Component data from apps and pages
= Beginning of Section =
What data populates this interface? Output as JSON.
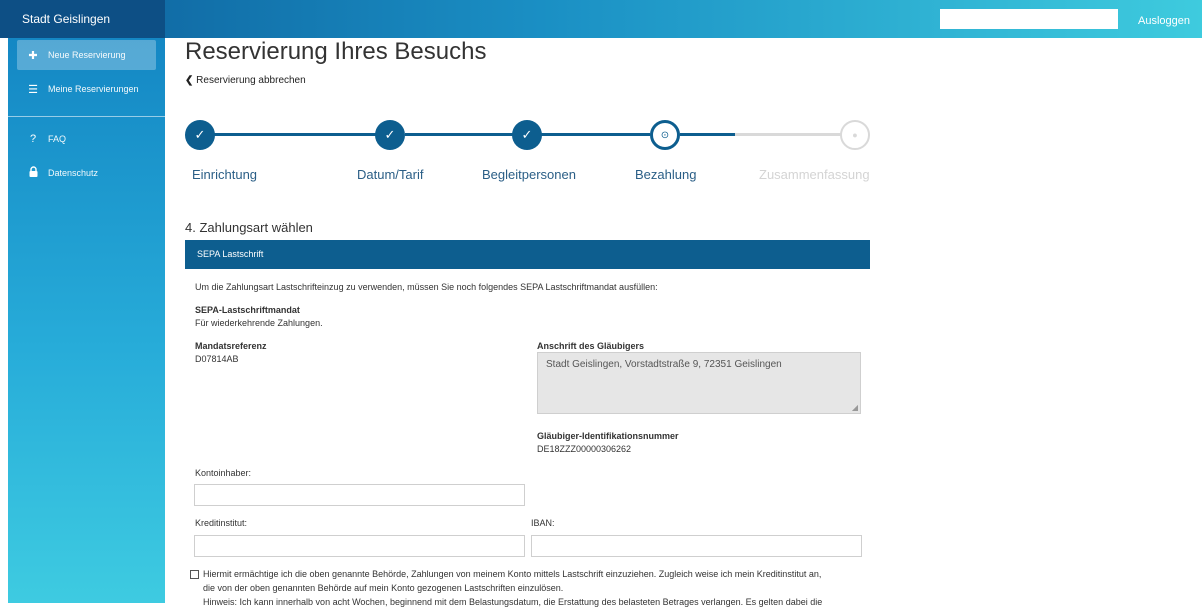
{
  "header": {
    "brand": "Stadt Geislingen",
    "logout_label": "Ausloggen"
  },
  "sidebar": {
    "items": [
      {
        "label": "Neue Reservierung",
        "icon": "plus-icon"
      },
      {
        "label": "Meine Reservierungen",
        "icon": "list-icon"
      },
      {
        "label": "FAQ",
        "icon": "question-icon"
      },
      {
        "label": "Datenschutz",
        "icon": "lock-icon"
      }
    ]
  },
  "main": {
    "title": "Reservierung Ihres Besuchs",
    "cancel_link": "Reservierung abbrechen",
    "steps": [
      {
        "label": "Einrichtung",
        "state": "done"
      },
      {
        "label": "Datum/Tarif",
        "state": "done"
      },
      {
        "label": "Begleitpersonen",
        "state": "done"
      },
      {
        "label": "Bezahlung",
        "state": "current"
      },
      {
        "label": "Zusammenfassung",
        "state": "todo"
      }
    ],
    "section_title": "4. Zahlungsart wählen",
    "panel_title": "SEPA Lastschrift",
    "intro": "Um die Zahlungsart Lastschrifteinzug zu verwenden, müssen Sie noch folgendes SEPA Lastschriftmandat ausfüllen:",
    "mandate_title": "SEPA-Lastschriftmandat",
    "mandate_sub": "Für wiederkehrende Zahlungen.",
    "mandate_ref_label": "Mandatsreferenz",
    "mandate_ref_value": "D07814AB",
    "creditor_address_label": "Anschrift des Gläubigers",
    "creditor_address_value": "Stadt Geislingen, Vorstadtstraße 9, 72351 Geislingen",
    "creditor_id_label": "Gläubiger-Identifikationsnummer",
    "creditor_id_value": "DE18ZZZ00000306262",
    "account_holder_label": "Kontoinhaber:",
    "account_holder_value": "",
    "bank_label": "Kreditinstitut:",
    "bank_value": "",
    "iban_label": "IBAN:",
    "iban_value": "",
    "consent_line1": "Hiermit ermächtige ich die oben genannte Behörde, Zahlungen von meinem Konto mittels Lastschrift einzuziehen. Zugleich weise ich mein Kreditinstitut an,",
    "consent_line2": "die von der oben genannten Behörde auf mein Konto gezogenen Lastschriften einzulösen.",
    "consent_line3": "Hinweis: Ich kann innerhalb von acht Wochen, beginnend mit dem Belastungsdatum, die Erstattung des belasteten Betrages verlangen. Es gelten dabei die"
  },
  "colors": {
    "primary": "#0d5e8f",
    "sidebar_top": "#1487c4",
    "sidebar_bottom": "#3ecbe1",
    "step_todo": "#d9d9d9"
  }
}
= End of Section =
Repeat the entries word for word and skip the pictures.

Answer to the problem —
What data populates this interface? Output as JSON.
{
  "header": {
    "brand": "Stadt Geislingen",
    "logout_label": "Ausloggen"
  },
  "sidebar": {
    "items": [
      {
        "label": "Neue Reservierung",
        "icon": "plus-icon"
      },
      {
        "label": "Meine Reservierungen",
        "icon": "list-icon"
      },
      {
        "label": "FAQ",
        "icon": "question-icon"
      },
      {
        "label": "Datenschutz",
        "icon": "lock-icon"
      }
    ]
  },
  "main": {
    "title": "Reservierung Ihres Besuchs",
    "cancel_link": "Reservierung abbrechen",
    "steps": [
      {
        "label": "Einrichtung",
        "state": "done"
      },
      {
        "label": "Datum/Tarif",
        "state": "done"
      },
      {
        "label": "Begleitpersonen",
        "state": "done"
      },
      {
        "label": "Bezahlung",
        "state": "current"
      },
      {
        "label": "Zusammenfassung",
        "state": "todo"
      }
    ],
    "section_title": "4. Zahlungsart wählen",
    "panel_title": "SEPA Lastschrift",
    "intro": "Um die Zahlungsart Lastschrifteinzug zu verwenden, müssen Sie noch folgendes SEPA Lastschriftmandat ausfüllen:",
    "mandate_title": "SEPA-Lastschriftmandat",
    "mandate_sub": "Für wiederkehrende Zahlungen.",
    "mandate_ref_label": "Mandatsreferenz",
    "mandate_ref_value": "D07814AB",
    "creditor_address_label": "Anschrift des Gläubigers",
    "creditor_address_value": "Stadt Geislingen, Vorstadtstraße 9, 72351 Geislingen",
    "creditor_id_label": "Gläubiger-Identifikationsnummer",
    "creditor_id_value": "DE18ZZZ00000306262",
    "account_holder_label": "Kontoinhaber:",
    "account_holder_value": "",
    "bank_label": "Kreditinstitut:",
    "bank_value": "",
    "iban_label": "IBAN:",
    "iban_value": "",
    "consent_line1": "Hiermit ermächtige ich die oben genannte Behörde, Zahlungen von meinem Konto mittels Lastschrift einzuziehen. Zugleich weise ich mein Kreditinstitut an,",
    "consent_line2": "die von der oben genannten Behörde auf mein Konto gezogenen Lastschriften einzulösen.",
    "consent_line3": "Hinweis: Ich kann innerhalb von acht Wochen, beginnend mit dem Belastungsdatum, die Erstattung des belasteten Betrages verlangen. Es gelten dabei die"
  },
  "colors": {
    "primary": "#0d5e8f",
    "sidebar_top": "#1487c4",
    "sidebar_bottom": "#3ecbe1",
    "step_todo": "#d9d9d9"
  }
}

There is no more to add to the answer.